Start by making the ganache. Bring 1/4 cup of the heavy cream just to a boil over medium heat in a heavy-bottomed saucepan (I used about 1/2 cup and that may have been why, ultimately my bake time was longer than what I have indicated below). Remove it from the heat and pour in the chocolate pieces. Swirl the cream around to distribute and cover the chocolate. Let it set for about 5 minutes, then whisk gently to combine. Scrape the ganache into your cooled pie shell and spread it evenly over the bottom and halfway up the sides. Refrigerate the shell to set the ganache while making the filling. Position a rack in the center of the oven and preheat the oven to 325˚ F.
In the bowl of an electric mixer fitter with the paddle attachment, combine the eggs, egg yolk, sugar and salt, and mix on medium speed until thick and well combined. Stir in the lemon and the orange juices and zests and the remaining 1/2 cup of heavy cream. Blend well.
Place the ganache-lined pie shell on a rimmed baking sheet. Strain the filling through a fine-mesh sieve directly into the pie shell, or strain it into a separate bowl and then pour it into the shell. Bake on the middle rack of the oven for 25 to 30 minutes, rotating 180 degrees when the edges start to set, 15 to 20 minutes through baking.

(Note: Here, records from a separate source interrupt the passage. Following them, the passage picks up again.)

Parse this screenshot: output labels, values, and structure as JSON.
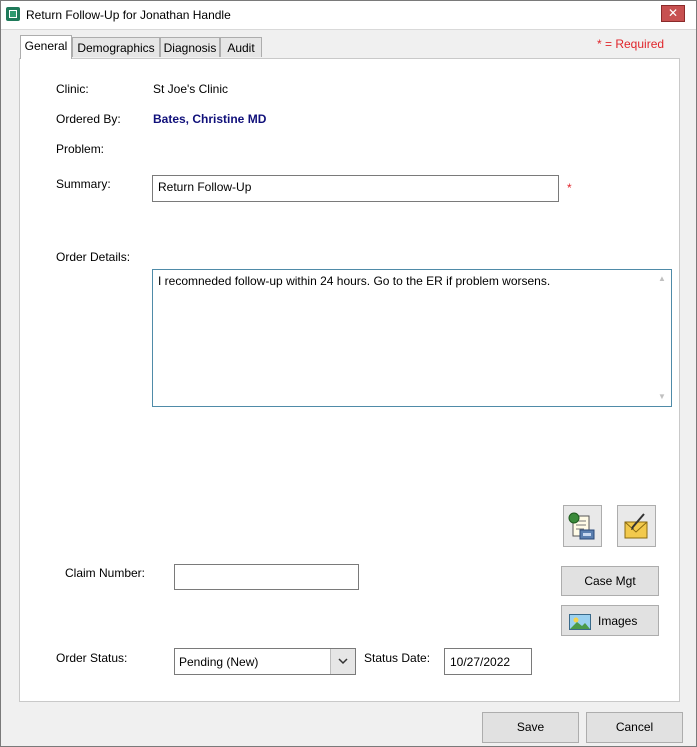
{
  "window": {
    "title": "Return Follow-Up for Jonathan Handle",
    "close_label": "✕"
  },
  "tabs": [
    {
      "label": "General",
      "active": true
    },
    {
      "label": "Demographics",
      "active": false
    },
    {
      "label": "Diagnosis",
      "active": false
    },
    {
      "label": "Audit",
      "active": false
    }
  ],
  "required_note": "* = Required",
  "fields": {
    "clinic_label": "Clinic:",
    "clinic_value": "St Joe's Clinic",
    "ordered_by_label": "Ordered By:",
    "ordered_by_value": "Bates, Christine  MD",
    "problem_label": "Problem:",
    "summary_label": "Summary:",
    "summary_value": "Return Follow-Up",
    "required_marker": "*",
    "order_details_label": "Order Details:",
    "order_details_value": "I recomneded follow-up within 24 hours. Go to the ER if problem worsens.",
    "claim_number_label": "Claim Number:",
    "claim_number_value": "",
    "order_status_label": "Order Status:",
    "order_status_value": "Pending (New)",
    "status_date_label": "Status Date:",
    "status_date_value": "10/27/2022"
  },
  "buttons": {
    "case_mgt": "Case Mgt",
    "images": "Images",
    "save": "Save",
    "cancel": "Cancel"
  },
  "colors": {
    "accent_blue": "#10107a",
    "required_red": "#e0252b",
    "focus_border": "#4f8ba8"
  }
}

The pie is finished when the edges are set and the center is no longer liquid but still quite wobbly. Allow to cool completely on a wire rack, 2 to 3 hours. Serve slightly warm, at room temperature, or cool.